BRIDGEPORT — Police Chief Armando Perez has declared war on drugs and guns following the city’s latest shooting, in which a man was hit 10 times Wednesday night.

“This has got to stop,” Perez said Thursday. “I’m so angry.”

And he said he has 21 new police officers coming on in the next few weeks.

“I want them visible — on Stratford Avenue, in Trumbull Gardens and the Greene Homes,” Perez said, adding that 90 percent of the new cops would work the 4 p.m.-to-midnight or midnight-to-7 a.m. shifts.

Additionally, Perez said, there are ongoing investigations involving his department at Connecticut State Police, the U. S. Drug Enforcement Administration, U.S. Bureau of Alcohol, Tobacco, Firearms and Explosive Devices and the FBI.

“We dropped the first shoe,” he said referring to last week’s arrests of 15 reputed members of an East Side gang and seizure of guns, ammunition and drugs. “You’re going to see more shoes dropping soon.”

But bodies have been dropping, too. The latest was a 42-year-old Dover Street man who was still alive after being shot 10 times outside his home.

Capt. Roderick Parker said an assailant chased the victim into his home and “continued firing striking (him) multiple times.”

Investigators believe the shooting was drug related. No arrests in the case had been announced as of Thursday afternoon, and no further information was available on the victim’s condition.

Back and forth

The attack follows Bridgeport’s 20th homicide of the year, amid a streak of shootings involving rival street gangs and a state budget crisis that for three months has frozen anti-violence programs.

A few doors down from the blood-splotched steps on Dover Street, a woman described the victim as a “good neighbor,” who had lived in the area for a couple of years and works as a cook.

The woman, who works in a Milford factory, and her husband, who was home at the time of the shooting, asked that their names not be used. The woman said she feared being labeled “nosy” in a neighborhood that’s seen a lot of gun violence.

“I didn’t see nothing; just the cop cars when I came outside,” said the husband. “I went back to sleep.”

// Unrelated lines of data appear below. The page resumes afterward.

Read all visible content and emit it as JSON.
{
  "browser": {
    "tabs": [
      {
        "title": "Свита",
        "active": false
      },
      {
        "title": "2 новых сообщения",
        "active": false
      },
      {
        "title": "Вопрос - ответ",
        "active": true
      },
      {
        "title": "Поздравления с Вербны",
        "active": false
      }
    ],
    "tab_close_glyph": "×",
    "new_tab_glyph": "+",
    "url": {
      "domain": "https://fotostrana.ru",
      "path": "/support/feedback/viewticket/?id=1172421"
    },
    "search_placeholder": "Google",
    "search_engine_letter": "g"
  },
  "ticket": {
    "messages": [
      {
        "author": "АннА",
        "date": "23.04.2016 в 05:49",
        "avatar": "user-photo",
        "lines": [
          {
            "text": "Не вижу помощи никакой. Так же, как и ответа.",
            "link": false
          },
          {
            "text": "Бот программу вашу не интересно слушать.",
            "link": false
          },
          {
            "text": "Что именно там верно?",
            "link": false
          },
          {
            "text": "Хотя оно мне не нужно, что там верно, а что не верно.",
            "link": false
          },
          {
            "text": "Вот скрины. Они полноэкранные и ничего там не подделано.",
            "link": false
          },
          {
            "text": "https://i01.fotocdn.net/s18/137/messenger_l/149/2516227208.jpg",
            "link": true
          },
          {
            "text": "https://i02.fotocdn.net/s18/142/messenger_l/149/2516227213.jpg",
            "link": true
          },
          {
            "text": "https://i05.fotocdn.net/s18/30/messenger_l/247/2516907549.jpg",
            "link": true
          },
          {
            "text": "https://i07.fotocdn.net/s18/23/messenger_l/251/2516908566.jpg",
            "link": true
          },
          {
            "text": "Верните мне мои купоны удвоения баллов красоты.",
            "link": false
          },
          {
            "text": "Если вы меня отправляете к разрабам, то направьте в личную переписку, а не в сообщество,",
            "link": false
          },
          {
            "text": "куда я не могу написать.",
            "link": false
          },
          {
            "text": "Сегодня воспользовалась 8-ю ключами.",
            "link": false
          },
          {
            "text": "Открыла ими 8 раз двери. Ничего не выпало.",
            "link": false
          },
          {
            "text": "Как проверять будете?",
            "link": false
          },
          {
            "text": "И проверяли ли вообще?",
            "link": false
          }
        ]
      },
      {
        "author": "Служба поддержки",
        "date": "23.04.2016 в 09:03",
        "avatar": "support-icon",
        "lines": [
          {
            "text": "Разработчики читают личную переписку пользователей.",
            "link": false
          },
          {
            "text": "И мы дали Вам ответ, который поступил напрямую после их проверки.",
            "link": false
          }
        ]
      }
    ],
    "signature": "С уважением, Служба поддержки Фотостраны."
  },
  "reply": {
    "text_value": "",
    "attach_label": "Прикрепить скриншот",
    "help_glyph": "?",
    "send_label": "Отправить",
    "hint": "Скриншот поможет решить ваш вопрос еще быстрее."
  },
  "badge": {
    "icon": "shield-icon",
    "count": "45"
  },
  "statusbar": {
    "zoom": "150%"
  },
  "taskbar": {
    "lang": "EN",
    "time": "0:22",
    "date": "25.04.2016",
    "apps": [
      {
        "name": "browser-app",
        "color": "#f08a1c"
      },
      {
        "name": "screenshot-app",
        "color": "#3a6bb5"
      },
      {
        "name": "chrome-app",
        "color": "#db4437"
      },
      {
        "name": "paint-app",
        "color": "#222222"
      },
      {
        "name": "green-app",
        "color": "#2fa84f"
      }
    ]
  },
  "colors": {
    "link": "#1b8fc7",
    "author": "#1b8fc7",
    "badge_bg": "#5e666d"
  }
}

Police said the attacker, about 6 feet tall with a medium build, wore a black hoodie during the shooting, which took place between Stewart Street and Tudor Street, on the 200 block of Dover Street

The site is north of Boston Avenue, and two blocks from the scene of the December 2016 killing of Noel Esbri.

Four non-fatal shootings were reported in the area between April 2015 and July 2017, including one a few doors down from Wednesday’s shooting, according to police records.

People with knowledge of the incident or those involved can call the detective bureau at 203-581-5201 or leave an anonymous tip at 203-576-TIPS (8477).

At least two gang-related shooting deaths have taken place in the area of Sixth Street this year, on the East End, with retaliatory shootings that have erupted in other parts of the city.

Program lacks money

In one case, Sixth Street resident Cadell Moore, 34 was shot while working on his car. His was the 19th homicide of the year.

David Shavers, 22, was charged in Moore’s Thursday, police said. The alleged Norwalk drug dealer had intended to shoot members of a gang people on Sixth Street in a “drug dispute,” and that Moore wasn’t the intended target, police said.

The 20th murder victim of the year was 19-year-old Eric Diaz, who was at the corner of Beardsley Street and Newfield Avenue on Sept. 14.

When Bridgeport recorded a decades-low tally of 10 homicides last year, anti-violence activists and law enforcement agencies credited Project Longevity, a group that coordinates police agencies and social service programs.

That program has been on hold for 97 days due to a state budget impasse.

That’s led to a reduction in custom notifications — visits to gang members aimed at preventing gun violence — according Bridgeport Project Longevity coordinator Harold Dimbo.

Some aspects of the program have continued, such as coordinated enforcement efforts between Bridgeport police, state officials and academics. One of Project Longevity’s strategies is to threaten collective punishment to the most violent groups — a promise to prioritize prosecution for people who shoot and anyone they are affiliated with.

“The recent sweep of arrests is a result of the use of the concept of ‘focused attention’ which is part of the strategy of Project Longevity,” said Fairfield County State’s Attorney John Smriga.

But other efforts that make up the Project Longevity strategy have been hobbled.

The Project Longevity website showed an uptick in “group-involved” shootings in June, but has since taken down the page that tracked the data.

“This web page is being updated,” the gun violence outcomes page read Thursday. “We apologize for the inconvenience.”

cattanasio@ctpost.com / @viacedar on Twitter